Extracted records:
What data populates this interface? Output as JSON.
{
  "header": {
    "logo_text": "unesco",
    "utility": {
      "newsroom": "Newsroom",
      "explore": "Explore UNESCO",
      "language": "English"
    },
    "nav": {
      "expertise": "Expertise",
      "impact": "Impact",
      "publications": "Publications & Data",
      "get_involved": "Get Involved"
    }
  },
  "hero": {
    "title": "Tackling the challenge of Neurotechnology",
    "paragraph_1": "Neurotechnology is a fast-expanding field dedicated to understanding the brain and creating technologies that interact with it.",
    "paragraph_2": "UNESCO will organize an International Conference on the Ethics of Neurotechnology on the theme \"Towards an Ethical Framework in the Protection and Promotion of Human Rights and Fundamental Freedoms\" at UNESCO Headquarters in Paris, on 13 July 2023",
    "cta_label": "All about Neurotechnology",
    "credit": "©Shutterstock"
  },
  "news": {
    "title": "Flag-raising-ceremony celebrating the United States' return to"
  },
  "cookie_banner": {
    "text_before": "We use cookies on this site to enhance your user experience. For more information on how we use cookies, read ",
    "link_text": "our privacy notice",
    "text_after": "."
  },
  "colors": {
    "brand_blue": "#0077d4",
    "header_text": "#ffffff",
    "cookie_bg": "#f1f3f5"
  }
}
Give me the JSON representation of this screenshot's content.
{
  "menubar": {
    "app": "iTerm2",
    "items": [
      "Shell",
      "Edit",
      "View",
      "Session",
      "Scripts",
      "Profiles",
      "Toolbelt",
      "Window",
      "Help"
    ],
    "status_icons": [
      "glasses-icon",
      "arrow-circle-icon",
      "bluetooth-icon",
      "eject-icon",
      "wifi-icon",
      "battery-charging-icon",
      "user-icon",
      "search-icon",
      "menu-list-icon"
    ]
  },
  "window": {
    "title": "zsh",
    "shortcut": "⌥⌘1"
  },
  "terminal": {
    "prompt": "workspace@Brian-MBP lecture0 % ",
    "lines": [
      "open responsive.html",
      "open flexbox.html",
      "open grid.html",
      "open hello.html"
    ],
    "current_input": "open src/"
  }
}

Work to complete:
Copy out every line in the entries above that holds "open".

Solved problem:
      "open responsive.html",
      "open flexbox.html",
      "open grid.html",
      "open hello.html"
    "current_input": "open src/"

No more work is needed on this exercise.